The question of what your exit strategy should be closely resembles the questions: why are you running your business? What is your personal motivation? What do you want to achieve? Most successful business owners will know the answers to these, and should therefore be aware of how they want to leave the business behind.
There are four main reasons why I suggest new business owners define their exit strategy from the very beginning. Below I will discuss each of the four in detail:
IT HELPS YOU CHOOSE THE RIGHT BUSINESS GOALS
If you’re planning to sell the business, you might be more concerned with getting the best price for it. However, if your children will take over the family business after you, your focus might instead be to build a strong business that can secure your successor a stable income.
Knowing how you intend to exit the business can therefore help you decide which direction you want to move the business in, and help you set realistic business goals so that you can achieve the result you want.
YOU WILL THINK LIKE AN OWNER
It’s very easy to become overwhelmed by the day-to-day operations of your business. Having a planned exit strategy, helps your efforts ON the business instead of working IN the business. Your business should be built around systems and processes rather than people. You can sell systems and processes, but it’s very difficult to sell people (with all their quirks). With an exit strategy in place, you will think like a business owner, rather than a person who happens to run a business.
YOU’RE MORE LIKELY TO GET THE EXIT THAT YOU WANT
Business owners can sometimes have unrealistic expectations in terms of how fast they can grow the value of their business. I’ve had meetings with business owners who reveal to me that they intend to retire next year, and that they would like to sell the business for a certain amount. They work really hard for the entire year, but they simply cannot grow the value of their business as much as they want in such little time, which leads them to have a smaller pension than expected.
If you know how and when you plan to exit at an early stage, you can undertake the right projects that allow you to work on your end goals from the very beginning. This can significantly increase the chances that you will achieve your desired outcome.
UNFORESEEN CIRCUMSTANCES HAVE LOWER IMPACT
Sometimes things don’t go according to plan. Unforeseen circumstances like changes in your family situation, health problems or simply a change of plans could happen to anyone at any point in time, and you might have to exit your business earlier than intended. Having a plan in place will often put you in a much better position in these circumstances.
Example 1: Peter runs his business day to day, without worrying too much about the future. He wants to retire at some point, and if anyone asked him about an exit plan, he would tell them that he will deal with that when the time comes. However, at 55, he develops health problems, and is forced to exit the business immediately. As he hasn’t spent any time building the value of the business, he isn’t able to sell it for much more than the value of his assets, which is about 10% of the profit he expected.
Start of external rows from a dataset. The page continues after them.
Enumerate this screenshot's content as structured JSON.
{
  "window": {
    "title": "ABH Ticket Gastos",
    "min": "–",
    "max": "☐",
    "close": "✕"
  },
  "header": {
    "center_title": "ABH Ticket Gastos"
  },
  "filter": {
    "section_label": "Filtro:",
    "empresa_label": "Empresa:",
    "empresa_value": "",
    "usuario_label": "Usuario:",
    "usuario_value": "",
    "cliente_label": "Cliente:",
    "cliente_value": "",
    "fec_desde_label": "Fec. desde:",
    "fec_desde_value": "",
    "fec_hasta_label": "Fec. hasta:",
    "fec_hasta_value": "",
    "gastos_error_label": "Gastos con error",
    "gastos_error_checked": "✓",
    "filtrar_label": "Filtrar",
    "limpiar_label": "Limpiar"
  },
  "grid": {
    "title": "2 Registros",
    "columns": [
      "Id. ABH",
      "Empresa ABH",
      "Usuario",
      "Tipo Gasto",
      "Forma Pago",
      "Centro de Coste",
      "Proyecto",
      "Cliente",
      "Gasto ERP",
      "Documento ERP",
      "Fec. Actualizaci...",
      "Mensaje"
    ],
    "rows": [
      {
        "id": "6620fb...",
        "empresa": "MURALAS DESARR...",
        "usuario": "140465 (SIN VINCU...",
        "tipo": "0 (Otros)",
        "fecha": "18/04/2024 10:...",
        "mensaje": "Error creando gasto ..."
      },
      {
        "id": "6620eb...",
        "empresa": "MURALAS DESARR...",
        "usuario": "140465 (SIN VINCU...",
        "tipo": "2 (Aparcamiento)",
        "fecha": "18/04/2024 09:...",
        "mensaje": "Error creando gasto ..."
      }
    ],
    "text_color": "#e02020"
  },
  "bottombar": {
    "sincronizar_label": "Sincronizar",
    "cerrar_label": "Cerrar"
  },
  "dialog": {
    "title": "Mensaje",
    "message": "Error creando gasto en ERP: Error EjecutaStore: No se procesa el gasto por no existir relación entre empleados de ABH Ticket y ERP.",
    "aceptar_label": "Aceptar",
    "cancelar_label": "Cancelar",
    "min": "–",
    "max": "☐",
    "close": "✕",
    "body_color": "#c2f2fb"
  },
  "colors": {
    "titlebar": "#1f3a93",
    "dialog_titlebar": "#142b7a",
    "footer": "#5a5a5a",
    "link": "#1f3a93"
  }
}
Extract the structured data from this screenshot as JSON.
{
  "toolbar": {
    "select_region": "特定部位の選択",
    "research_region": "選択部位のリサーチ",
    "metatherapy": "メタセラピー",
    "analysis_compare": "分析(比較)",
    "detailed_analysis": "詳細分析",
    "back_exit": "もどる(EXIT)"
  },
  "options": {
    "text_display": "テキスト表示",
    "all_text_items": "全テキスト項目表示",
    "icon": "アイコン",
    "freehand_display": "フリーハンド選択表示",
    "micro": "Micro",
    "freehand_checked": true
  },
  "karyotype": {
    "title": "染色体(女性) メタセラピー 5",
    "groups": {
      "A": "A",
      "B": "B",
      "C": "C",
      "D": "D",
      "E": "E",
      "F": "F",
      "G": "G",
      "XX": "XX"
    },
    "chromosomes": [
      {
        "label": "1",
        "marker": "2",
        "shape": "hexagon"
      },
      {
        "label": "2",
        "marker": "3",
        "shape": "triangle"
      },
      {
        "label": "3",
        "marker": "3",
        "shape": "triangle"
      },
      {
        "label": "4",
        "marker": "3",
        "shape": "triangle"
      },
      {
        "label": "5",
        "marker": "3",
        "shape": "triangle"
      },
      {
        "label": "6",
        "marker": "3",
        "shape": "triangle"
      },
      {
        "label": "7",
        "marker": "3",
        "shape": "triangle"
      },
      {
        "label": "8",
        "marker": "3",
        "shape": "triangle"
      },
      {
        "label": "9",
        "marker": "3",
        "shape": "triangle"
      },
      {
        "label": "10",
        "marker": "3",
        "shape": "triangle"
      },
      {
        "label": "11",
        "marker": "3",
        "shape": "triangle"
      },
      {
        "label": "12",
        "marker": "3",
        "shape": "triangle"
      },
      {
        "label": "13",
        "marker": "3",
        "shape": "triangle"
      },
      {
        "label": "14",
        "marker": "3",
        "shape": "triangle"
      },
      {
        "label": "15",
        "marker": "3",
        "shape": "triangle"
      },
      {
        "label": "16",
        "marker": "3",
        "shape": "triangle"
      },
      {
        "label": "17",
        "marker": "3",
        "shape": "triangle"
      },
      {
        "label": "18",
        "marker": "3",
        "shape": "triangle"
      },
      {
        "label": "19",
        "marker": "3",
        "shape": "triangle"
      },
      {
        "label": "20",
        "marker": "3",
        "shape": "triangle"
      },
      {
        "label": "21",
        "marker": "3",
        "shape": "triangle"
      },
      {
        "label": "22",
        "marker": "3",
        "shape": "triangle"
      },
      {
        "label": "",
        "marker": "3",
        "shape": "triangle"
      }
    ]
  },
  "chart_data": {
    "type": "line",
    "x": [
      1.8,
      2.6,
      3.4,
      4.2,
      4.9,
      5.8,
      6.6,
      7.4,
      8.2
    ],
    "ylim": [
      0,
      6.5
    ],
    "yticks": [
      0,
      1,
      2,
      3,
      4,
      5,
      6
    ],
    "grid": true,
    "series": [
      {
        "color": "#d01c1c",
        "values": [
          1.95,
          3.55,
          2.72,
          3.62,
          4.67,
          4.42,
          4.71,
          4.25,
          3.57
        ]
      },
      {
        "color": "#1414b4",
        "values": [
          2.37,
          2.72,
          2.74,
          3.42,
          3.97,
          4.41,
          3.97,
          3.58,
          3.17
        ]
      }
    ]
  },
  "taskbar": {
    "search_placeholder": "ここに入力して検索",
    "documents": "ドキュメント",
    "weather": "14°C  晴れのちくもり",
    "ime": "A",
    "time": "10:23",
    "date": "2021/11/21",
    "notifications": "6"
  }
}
Example 2: Clara made her exit strategy when she made her initial business plan. Over the years she has worked on building a sustainable, valuable business that can run without her. At 55, she also suddenly develops health problems, and wants to exit the business immediately. She hasn’t quite reached all the goals she once set for her business, but since she’s been continuously working on it over the last few years, she’s close. She is able to sell the business for 90% of the profits she expected, and is still able to retire comfortably.
If you want more advice on making an exit strategy, you can book a call with one of my team members to discuss this further.